The future of diesel is very bright. Diesel power is the most efficient means we have today for transporting goods, and the cost to us all would simply be too great to move away from it now. What’s more, there is plenty of diesel fuel available and plenty of crude with which to make diesel, even in these challenging times.
Clean air, however, is the overriding and compelling issue now and for the future. As we better understand the health effects of pollution it will become an even more urgent concern. Once mothers start truly relating their children’s asthma attacks to air quality problems, for instance, there will be huge pressures brought to bear on society in general and industry in particular to eliminate toxic emissions from all sources.
There has already been enormous progress made in reducing emissions from diesel engines, largely through modifications to the engines themselves. Even these quantum leaps forward, however, are still not enough.
We have to do more, but we have moved beyond the era where one size fits all—where we can add a filter or re-time engines in a way that will meet every need. Tomorrow’s solutions will be tailored to fit the clean air requirements of a particular region, the nature of the fleet operation, and the characteristics of the vehicles involved.
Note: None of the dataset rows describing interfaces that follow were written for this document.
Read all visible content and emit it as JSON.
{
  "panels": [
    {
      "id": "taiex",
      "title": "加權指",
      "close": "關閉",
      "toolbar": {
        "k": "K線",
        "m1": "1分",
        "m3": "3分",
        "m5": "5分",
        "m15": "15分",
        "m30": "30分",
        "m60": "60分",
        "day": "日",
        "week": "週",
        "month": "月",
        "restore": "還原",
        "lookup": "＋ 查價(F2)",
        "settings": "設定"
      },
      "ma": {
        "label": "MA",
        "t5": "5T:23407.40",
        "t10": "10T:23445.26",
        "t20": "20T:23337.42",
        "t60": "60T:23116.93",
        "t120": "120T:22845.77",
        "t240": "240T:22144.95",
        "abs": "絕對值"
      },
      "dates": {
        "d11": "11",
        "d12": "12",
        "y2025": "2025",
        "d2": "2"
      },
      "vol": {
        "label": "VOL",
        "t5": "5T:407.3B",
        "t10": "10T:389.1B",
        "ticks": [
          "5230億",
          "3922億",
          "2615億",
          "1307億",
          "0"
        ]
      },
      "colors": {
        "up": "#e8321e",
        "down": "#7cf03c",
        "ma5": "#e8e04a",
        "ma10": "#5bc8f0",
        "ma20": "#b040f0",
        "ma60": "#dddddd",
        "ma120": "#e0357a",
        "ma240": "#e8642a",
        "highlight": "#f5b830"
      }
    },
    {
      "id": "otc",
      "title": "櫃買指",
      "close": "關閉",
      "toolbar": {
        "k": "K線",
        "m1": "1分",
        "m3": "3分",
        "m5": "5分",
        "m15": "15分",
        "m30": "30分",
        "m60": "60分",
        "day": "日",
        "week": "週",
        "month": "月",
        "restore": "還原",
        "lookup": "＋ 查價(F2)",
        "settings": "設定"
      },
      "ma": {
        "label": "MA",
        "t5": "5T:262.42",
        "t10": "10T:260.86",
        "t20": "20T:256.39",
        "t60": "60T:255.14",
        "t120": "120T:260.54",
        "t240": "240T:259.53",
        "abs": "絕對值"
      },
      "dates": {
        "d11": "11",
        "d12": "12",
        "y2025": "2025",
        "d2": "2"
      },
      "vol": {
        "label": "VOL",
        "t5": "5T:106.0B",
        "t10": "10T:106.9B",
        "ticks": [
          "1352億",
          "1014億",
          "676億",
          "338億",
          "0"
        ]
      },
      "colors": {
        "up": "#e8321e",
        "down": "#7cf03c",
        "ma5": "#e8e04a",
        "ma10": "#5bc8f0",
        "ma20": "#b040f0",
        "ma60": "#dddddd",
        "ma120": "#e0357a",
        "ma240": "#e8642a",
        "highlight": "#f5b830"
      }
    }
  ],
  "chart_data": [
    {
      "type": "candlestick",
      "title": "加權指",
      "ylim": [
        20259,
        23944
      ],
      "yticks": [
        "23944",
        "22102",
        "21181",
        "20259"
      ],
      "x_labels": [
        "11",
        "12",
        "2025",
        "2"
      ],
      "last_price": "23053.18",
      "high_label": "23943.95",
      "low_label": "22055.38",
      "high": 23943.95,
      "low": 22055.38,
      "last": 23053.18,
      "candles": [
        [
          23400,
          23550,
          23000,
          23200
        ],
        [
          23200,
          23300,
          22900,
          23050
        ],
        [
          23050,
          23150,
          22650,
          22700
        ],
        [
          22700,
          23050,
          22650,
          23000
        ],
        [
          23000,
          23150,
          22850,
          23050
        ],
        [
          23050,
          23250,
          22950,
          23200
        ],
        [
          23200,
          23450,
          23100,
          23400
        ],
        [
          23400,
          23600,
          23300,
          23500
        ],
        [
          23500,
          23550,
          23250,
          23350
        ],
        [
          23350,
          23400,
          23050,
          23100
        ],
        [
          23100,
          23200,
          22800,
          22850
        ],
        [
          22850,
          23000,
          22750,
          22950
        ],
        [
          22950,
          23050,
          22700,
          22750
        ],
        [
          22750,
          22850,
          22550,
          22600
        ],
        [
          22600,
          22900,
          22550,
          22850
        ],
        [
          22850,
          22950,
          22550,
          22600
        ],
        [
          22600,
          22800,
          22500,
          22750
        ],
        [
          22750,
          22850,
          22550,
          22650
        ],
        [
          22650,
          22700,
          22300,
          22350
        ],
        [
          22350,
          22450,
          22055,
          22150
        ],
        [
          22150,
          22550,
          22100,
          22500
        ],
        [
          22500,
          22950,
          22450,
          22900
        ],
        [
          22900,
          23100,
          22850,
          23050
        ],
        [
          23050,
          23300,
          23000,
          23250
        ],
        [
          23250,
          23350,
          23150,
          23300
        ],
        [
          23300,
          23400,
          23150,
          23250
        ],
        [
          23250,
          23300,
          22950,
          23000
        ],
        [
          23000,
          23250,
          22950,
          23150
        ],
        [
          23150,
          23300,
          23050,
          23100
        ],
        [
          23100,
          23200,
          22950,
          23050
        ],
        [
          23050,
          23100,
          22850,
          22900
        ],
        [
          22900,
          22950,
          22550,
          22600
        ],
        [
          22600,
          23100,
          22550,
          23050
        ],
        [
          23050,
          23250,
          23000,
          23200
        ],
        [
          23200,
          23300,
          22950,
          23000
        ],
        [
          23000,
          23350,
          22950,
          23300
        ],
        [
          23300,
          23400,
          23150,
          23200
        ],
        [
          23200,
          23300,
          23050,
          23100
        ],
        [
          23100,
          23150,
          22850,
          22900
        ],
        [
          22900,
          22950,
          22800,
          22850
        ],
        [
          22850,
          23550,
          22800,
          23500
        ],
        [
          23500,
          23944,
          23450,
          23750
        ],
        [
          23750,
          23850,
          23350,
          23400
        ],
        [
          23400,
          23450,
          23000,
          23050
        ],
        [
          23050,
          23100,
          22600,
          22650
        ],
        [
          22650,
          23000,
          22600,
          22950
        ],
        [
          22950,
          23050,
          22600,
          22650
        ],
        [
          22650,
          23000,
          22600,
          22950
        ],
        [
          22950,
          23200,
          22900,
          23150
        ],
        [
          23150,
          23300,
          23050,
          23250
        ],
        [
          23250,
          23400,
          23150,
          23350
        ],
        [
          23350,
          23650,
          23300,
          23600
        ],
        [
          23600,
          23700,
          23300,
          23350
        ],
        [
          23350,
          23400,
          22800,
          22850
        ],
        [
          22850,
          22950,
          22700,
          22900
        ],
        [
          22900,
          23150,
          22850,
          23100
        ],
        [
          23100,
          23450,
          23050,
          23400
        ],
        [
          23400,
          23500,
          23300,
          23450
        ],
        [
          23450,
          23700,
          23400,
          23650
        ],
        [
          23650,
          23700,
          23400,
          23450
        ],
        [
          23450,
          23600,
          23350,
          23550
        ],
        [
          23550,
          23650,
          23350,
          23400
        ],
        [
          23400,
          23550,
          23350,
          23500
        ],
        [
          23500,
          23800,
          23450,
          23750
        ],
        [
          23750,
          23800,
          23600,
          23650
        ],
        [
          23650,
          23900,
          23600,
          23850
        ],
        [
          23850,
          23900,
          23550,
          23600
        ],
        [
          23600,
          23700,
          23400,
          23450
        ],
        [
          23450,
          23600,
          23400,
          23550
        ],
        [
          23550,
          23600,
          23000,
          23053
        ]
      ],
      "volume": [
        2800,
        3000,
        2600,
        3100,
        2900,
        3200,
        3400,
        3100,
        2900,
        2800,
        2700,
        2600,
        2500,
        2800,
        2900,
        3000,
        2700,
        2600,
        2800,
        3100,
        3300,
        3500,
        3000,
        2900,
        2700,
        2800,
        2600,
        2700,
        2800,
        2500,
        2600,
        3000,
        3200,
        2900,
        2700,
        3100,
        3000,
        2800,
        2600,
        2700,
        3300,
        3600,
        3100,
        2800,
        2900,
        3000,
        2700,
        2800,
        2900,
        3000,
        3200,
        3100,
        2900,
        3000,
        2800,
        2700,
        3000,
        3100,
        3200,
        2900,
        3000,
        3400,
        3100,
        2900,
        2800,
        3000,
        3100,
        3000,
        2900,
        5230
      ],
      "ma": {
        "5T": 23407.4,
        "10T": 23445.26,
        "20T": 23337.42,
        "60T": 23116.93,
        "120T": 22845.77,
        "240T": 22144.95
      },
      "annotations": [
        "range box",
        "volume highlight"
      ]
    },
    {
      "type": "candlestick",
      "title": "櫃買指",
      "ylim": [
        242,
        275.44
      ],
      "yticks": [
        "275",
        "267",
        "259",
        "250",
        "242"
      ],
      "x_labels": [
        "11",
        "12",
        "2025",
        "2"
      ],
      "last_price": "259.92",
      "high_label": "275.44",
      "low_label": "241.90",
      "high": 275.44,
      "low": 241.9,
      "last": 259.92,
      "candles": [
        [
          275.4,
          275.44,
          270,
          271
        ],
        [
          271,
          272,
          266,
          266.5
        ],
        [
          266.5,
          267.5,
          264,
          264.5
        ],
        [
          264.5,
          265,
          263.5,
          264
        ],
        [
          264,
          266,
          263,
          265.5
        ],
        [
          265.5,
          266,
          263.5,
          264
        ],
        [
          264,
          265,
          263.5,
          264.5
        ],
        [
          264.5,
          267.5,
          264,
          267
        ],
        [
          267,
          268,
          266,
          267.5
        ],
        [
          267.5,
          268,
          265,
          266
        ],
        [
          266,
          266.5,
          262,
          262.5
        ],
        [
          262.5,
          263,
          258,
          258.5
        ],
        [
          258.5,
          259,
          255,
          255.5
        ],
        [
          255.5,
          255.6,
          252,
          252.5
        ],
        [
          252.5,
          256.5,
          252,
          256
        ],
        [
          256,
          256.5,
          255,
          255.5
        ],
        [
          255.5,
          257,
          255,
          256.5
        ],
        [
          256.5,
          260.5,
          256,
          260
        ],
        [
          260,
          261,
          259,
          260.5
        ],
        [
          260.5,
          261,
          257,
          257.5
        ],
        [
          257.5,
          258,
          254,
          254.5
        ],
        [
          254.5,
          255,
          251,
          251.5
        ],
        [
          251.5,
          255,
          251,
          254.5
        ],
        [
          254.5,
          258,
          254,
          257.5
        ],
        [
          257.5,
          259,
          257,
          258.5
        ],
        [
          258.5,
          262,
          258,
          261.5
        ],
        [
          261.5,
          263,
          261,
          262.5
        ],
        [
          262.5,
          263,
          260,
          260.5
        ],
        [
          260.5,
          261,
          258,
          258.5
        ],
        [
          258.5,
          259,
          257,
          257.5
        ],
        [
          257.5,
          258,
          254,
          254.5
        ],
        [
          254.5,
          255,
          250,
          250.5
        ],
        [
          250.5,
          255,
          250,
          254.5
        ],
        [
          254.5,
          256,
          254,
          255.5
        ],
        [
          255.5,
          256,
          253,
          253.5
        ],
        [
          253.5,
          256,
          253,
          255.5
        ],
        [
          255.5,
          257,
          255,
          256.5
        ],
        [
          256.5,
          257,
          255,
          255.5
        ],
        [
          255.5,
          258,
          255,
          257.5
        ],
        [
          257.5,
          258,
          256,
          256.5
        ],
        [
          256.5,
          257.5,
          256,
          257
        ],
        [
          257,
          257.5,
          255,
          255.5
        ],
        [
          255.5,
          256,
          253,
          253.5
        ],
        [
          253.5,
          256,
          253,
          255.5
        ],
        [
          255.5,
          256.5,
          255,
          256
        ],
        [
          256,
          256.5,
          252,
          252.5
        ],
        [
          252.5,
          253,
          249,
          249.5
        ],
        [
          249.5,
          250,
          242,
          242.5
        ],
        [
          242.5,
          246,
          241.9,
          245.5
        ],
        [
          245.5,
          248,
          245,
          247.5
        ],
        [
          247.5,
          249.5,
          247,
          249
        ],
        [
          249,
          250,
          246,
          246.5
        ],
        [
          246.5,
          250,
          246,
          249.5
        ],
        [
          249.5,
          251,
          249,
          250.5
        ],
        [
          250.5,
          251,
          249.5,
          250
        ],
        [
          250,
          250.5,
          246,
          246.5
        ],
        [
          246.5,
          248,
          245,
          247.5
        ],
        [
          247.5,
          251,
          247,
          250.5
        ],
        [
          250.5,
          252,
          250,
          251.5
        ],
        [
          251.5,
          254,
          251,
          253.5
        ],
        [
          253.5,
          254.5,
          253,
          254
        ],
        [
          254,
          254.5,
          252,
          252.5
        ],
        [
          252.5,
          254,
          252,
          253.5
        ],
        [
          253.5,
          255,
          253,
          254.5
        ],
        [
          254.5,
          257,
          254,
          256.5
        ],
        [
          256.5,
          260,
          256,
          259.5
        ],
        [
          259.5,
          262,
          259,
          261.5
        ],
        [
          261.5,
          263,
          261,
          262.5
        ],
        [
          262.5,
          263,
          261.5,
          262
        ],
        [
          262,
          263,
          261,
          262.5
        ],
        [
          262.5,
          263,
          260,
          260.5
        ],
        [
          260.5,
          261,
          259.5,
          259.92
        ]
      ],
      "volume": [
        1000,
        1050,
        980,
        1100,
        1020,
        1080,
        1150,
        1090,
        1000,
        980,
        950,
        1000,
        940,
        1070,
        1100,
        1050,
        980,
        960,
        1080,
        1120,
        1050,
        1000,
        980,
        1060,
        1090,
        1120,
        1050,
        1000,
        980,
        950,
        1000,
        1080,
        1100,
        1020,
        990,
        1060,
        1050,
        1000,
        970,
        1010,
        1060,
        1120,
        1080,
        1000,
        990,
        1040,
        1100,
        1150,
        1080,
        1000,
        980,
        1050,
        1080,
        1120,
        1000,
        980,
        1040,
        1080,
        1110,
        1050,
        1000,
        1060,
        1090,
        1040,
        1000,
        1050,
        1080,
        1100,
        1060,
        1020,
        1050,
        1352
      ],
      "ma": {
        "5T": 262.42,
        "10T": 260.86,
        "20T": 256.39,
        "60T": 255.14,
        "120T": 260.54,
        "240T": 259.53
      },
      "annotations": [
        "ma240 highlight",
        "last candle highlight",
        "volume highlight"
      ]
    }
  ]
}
These customized responses will require a holistic approach and a collaborative effort, a marriage of the strengths of engineering and chemistry. Together, we will provide “layered” answers to emissions problems, beginning with combustion modification technologies to keep toxic emissions from forming in the first place and moving on through aftertreatment options for cleaning up vehicle exhaust. New alliances and new levels of cooperation between fuel suppliers, additive suppliers, engine manufacturers, aftertreatment suppliers and truck OEMs will be a by-product of this initiative—even when it means sacrificing some control and sharing some formerly proprietary knowledge in order to achieve the common goal for the common good.
State and federal agencies will also play an important role. In California and Texas, for example, we have already been granted tax relief for our PuriNOx technology, which permits our blender partners to combine the additive package with regular diesel fuel and 20% water to create a fuel that reduces NOx emissions from compression ignition engines by up to 30% and particulate matter by up to 50%.
By removing the tax on the water portion of the fuel, these states brought the equivalent of a 3¢ per gallon retail price savings to fleets in California and a 4¢ per gallon savings to customers in Texas. The California Air Resources Board (CARB) has also verified the PuriNOx technology and has made millions of dollars in grant money available directly to Lubrizol and to qualifying fleets (through various programs) to encourage companies to implement clean air solutions.
Our vision statement at Lubrizol is: “Fluid technologies for a better world.” Working to help make sure there will be clean air for people to breathe is one way to realize that goal.